This book will rise as a resource for lay Catholics (including those of us amateur apologists) and non-Catholics alike. The lay Catholic will find this book useful as a go-to for good examples of what apologetics is all about: how to communicate the teachings of this Church with clarity, honesty, and charity. The non-Catholic with little to no knowledge about Church teachings and Church history will come away with an appreciation for the Church, regardless of his decision to convert.
With this synopsis and recommendation, I want to let you know that Catholic Answers has reprinted this book in a special hardcover edition as part of its Classics series. This edition is far and away the best copy of the book I have (I own eight antique and modern versions). The book is a pleasure to hold and comes with a ribbon bookmark.

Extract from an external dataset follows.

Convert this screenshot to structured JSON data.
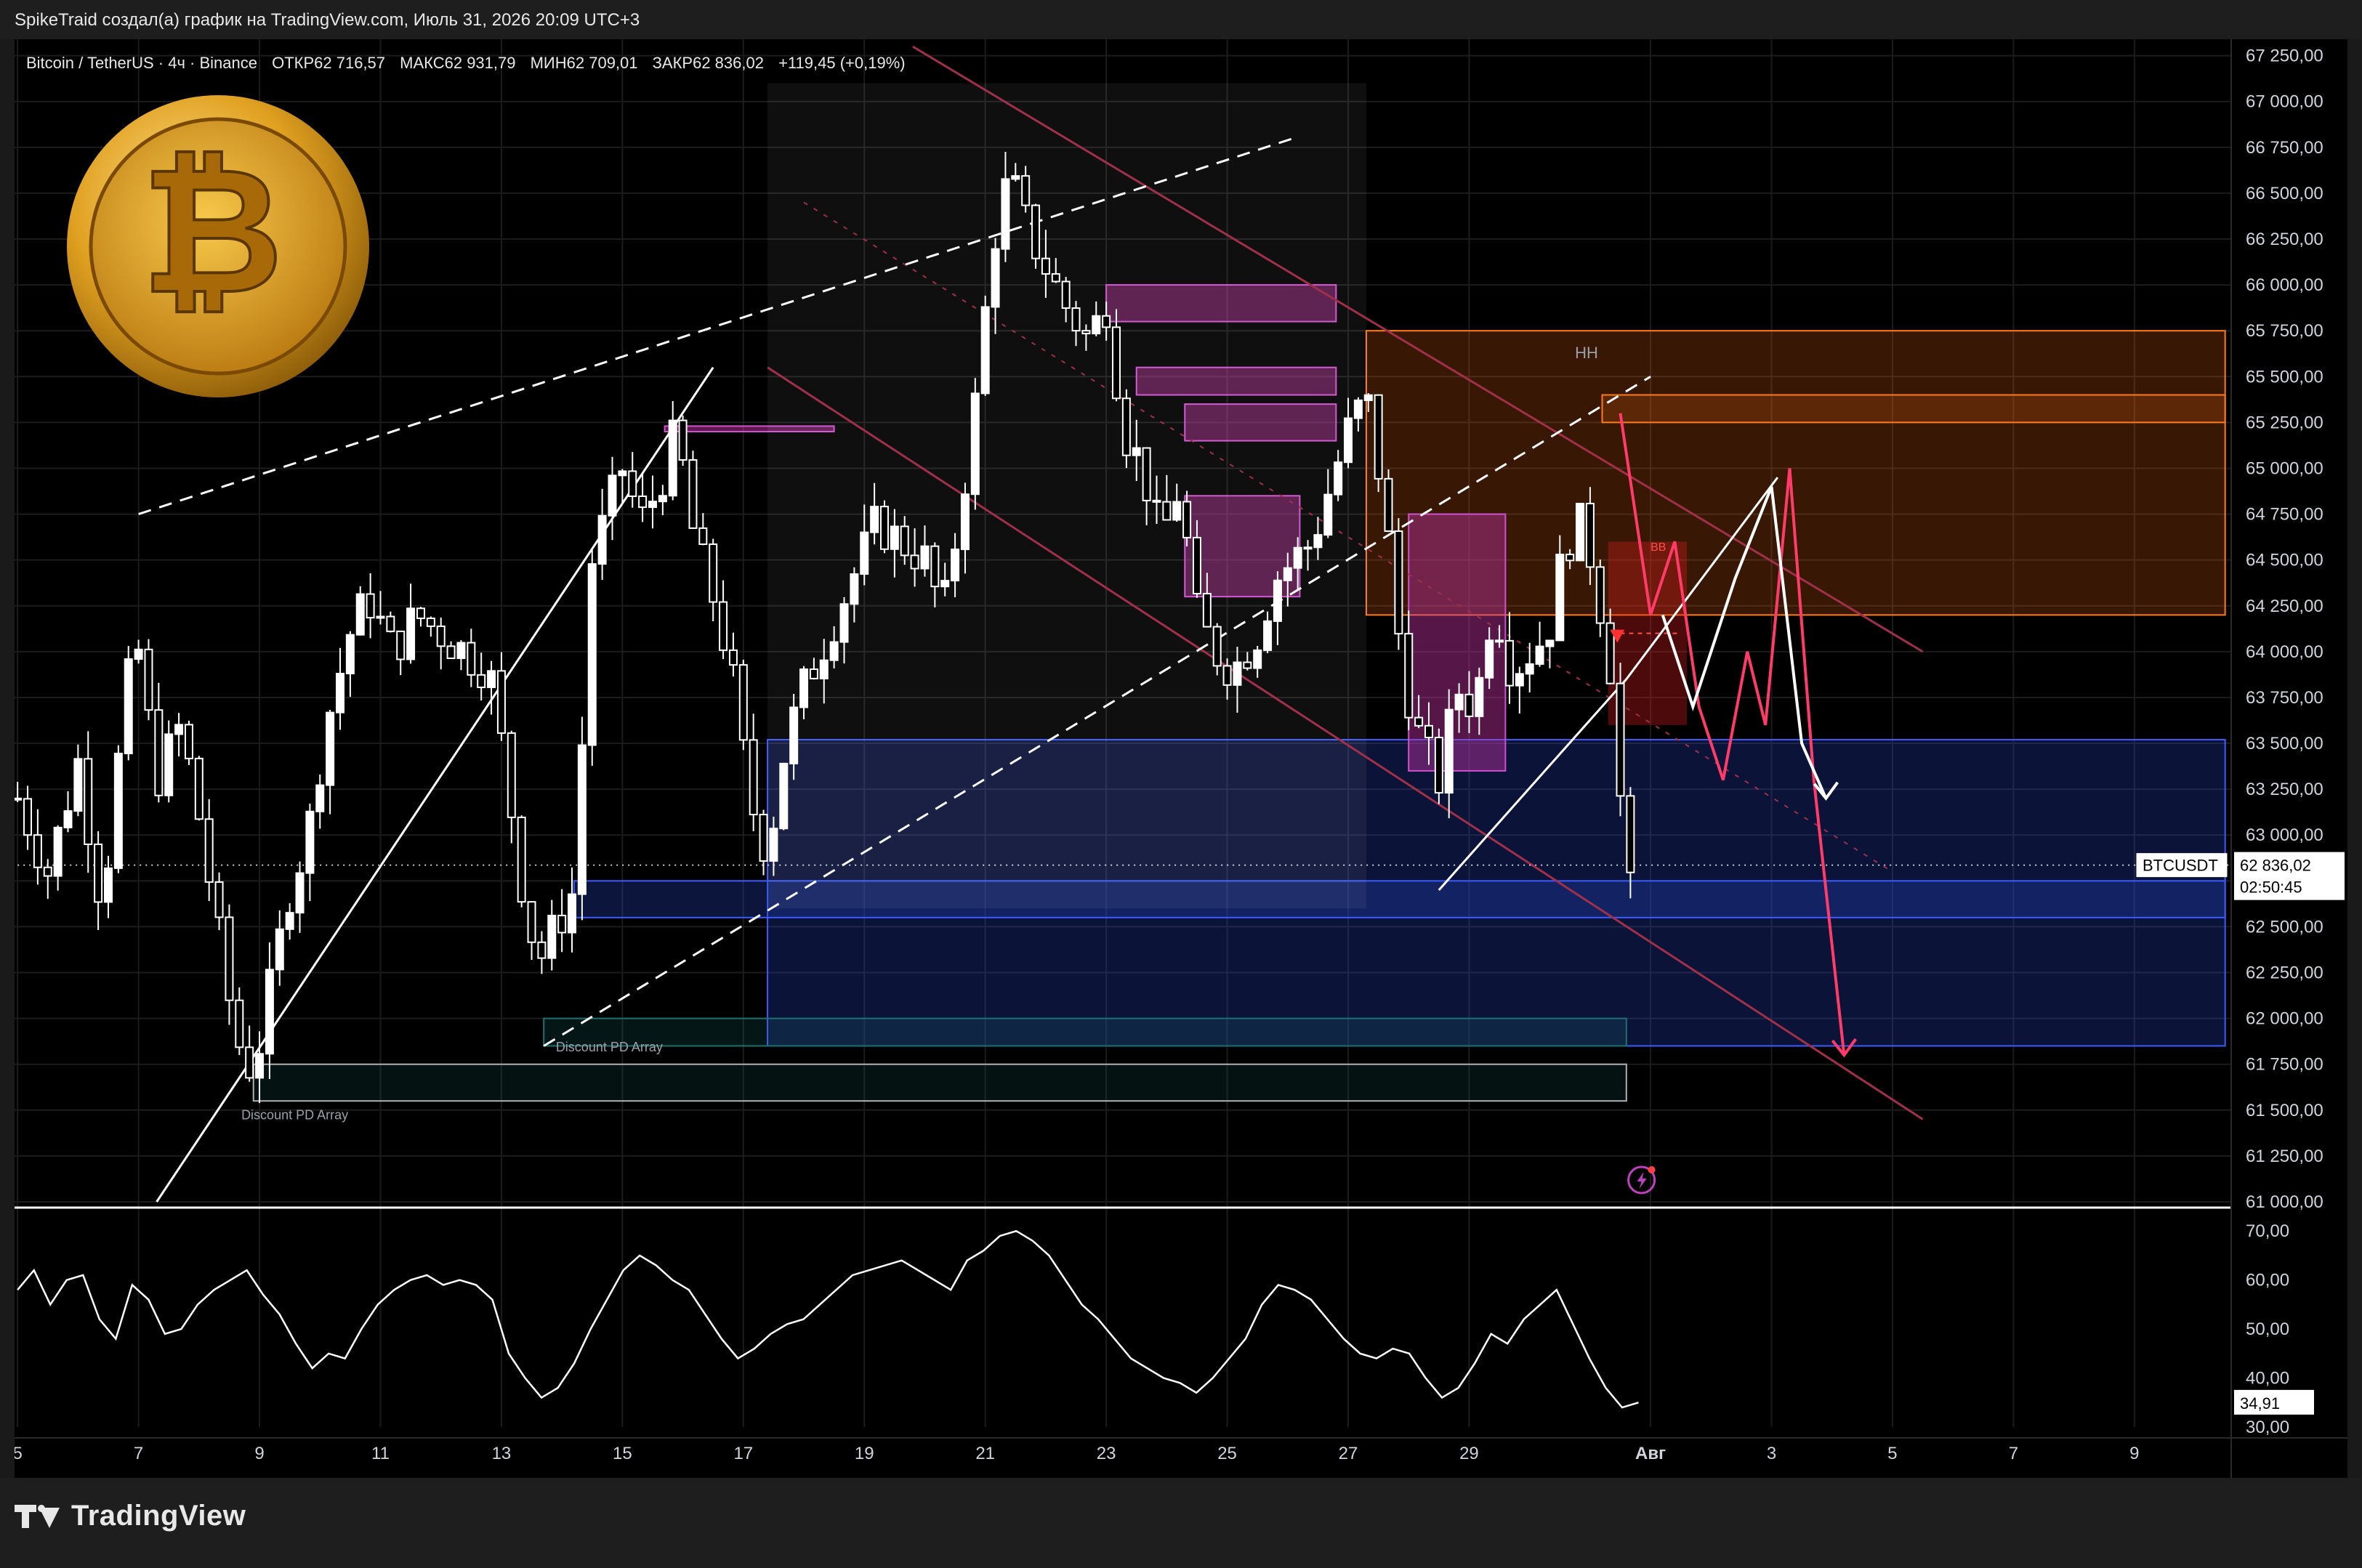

But it’s what’s on the inside that counts. There are so many books to choose from, and I’m constantly asked the same question by family, friends, and readers: What book should I get for [this person] who wants to know more about the Catholic Faith? Tell them to look no further than James Cardinal Gibbons’s The Faith of Our Fathers. And if you’re wanting to find the best resource for a budding apologist, this book has you covered on all fronts.This article is reprinted with permission from our friends at Catholic Answers.